hull where you intake water or expel water from sinks, bilge pumps etc.) must all be plugged to keep things from moving in. Additionally it is recommended you washdown all the walls, countertops and cupboards with a light vinegar solution to discourage mildew. The more modern solution to this problem is either a dehumidifier or an air conditioner both of which can be rented from the local boat yards. Of course as with everything when a group of sailors get together one of the many discussions that occur is whether an air conditioner is better than a dehumidifier or vice versa. This is a topic that can eat up significant amounts of time during any after dinner conversation. Another topic of heated discussion during any cruisers get together is whether to remove sails and store them in the boat or leave them up. It's a lot of work as we have three sails on our boat and folding them and storing them is no easy task. Unfortunately after the most recent discussion it looks like we are going to have to take them off. One surprise about Trinidad is that these past several nights have been quite cool and comfortable
What a great going away gift from Mike - it definitely didn't last long!
for sleeping. The days are very hot with over 90 degree temperatures with high humidity, but the evenings and mornings are quite pleasant.

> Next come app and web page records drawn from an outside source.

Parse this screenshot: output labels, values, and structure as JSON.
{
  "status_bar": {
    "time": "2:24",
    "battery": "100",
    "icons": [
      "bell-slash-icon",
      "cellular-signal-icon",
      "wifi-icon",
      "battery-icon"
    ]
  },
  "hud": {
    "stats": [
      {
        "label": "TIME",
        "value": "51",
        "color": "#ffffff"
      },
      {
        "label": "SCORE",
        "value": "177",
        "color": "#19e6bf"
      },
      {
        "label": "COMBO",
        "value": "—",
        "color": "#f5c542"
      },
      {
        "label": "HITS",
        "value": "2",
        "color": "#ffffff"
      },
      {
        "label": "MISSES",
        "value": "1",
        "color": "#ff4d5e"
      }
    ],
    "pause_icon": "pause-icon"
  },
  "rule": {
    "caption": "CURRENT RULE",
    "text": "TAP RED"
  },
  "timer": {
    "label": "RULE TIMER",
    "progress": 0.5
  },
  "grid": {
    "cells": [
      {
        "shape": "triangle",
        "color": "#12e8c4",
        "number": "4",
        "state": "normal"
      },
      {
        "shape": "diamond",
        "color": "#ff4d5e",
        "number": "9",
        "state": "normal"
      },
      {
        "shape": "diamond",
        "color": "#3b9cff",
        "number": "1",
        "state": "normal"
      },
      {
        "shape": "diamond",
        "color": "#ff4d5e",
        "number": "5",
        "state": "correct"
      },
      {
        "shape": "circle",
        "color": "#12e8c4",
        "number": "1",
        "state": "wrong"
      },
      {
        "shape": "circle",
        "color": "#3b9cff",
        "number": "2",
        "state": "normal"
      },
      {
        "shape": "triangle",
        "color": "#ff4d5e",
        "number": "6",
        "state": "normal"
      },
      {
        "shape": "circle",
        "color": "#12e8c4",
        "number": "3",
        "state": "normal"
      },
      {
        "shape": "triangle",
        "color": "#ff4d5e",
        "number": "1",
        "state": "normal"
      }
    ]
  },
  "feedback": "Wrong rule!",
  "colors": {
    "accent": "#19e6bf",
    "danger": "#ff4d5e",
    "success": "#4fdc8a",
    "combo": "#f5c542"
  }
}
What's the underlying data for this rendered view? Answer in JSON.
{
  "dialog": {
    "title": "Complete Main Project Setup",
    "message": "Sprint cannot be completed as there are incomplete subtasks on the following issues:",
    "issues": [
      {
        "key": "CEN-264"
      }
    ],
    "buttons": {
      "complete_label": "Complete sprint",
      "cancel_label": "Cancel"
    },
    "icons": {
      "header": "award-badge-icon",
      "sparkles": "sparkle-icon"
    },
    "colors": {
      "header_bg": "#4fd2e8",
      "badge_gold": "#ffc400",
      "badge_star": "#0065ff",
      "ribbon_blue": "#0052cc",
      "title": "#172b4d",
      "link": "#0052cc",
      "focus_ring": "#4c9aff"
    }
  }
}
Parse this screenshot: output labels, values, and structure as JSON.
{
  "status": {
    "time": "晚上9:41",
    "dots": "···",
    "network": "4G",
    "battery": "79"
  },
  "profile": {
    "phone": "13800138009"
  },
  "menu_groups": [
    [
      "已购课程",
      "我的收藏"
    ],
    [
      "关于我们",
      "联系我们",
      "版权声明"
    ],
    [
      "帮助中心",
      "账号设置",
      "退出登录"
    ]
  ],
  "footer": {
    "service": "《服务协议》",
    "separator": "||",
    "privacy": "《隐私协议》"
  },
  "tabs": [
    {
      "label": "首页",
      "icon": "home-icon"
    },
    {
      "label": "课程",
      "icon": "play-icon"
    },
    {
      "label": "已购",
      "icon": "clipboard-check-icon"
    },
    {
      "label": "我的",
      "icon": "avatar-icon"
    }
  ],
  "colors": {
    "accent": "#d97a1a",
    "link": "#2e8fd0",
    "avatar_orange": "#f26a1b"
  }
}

We are making our list of things to get done before we haul out, what work we would like to get quotes for and those things that must be done once we are out of the water. A few things we are looking at this point besides getting the bottom painted are having our stern safety rails extended forward replacing the vinyl covered cable with 1 inch stainless tubing. Another is to have our current refrigerator and freezer door replaced with a more sophisticated double seal arrangement. It will be hard to balance our time between the “must do” and the things we’d like to do. There will be a night turtle watching trip this week and we are going as this is an excellent opportunity to see the hatchings come out of their eggs and move to the water. There is also a large gorge with some spectacular waterfalls in the rain forest nearby. Everybody we talked to say this is another trip well worth taking because we only have a week and a few
A great sunset over Grenada
days before we have to leave so we will put this off until we get back at the end of September. At that time we will have over a month to get the boat back in the water and prepare for the second year of our trip.
Arriving in Trinidad is completing the first major goal of our retirement travels. The big question now is what we do next year. As we said earlier the options are endless. Our current thoughts are that we will set sail in November and return to Puerto Rico and then take a much slower trip going through all the eastern Caribbean islands we missed this past year. Then next summer instead of coming back to Trinidad go over to the ABC islands (Aruba, Bonaire and Curacao) and then end up in Columbia this time next year. This followed by a slow trip through Central America visiting Panama, Costa Rica, Honduras, Belize, Guatemala and Mexico. Of course there is the other option that says go to South America. Like we said we have a lot of thinking to do over these next three months.
Our biggest challenge right now is finding out if
we can get our cat, Sailor back to the US with us. Trinidad is rabies free and therefore is very strict with any pets that come into the country. The problem we are having is that our flight home leaves here at midnight and the quarantine office must escort the cat to the plane. Unfortunately for us they only work until 4PM. As a result we are checking into other options. The latest one is that Sailor may spend the two months on our boat in Trinidad without us. We are looking for someone that is staying in country to take care of her. We have a person that we will be talking to later today so we are hopeful that will work out. We hate to leave her here, but it may be less traumatic then taking the flight home!
There are more photos below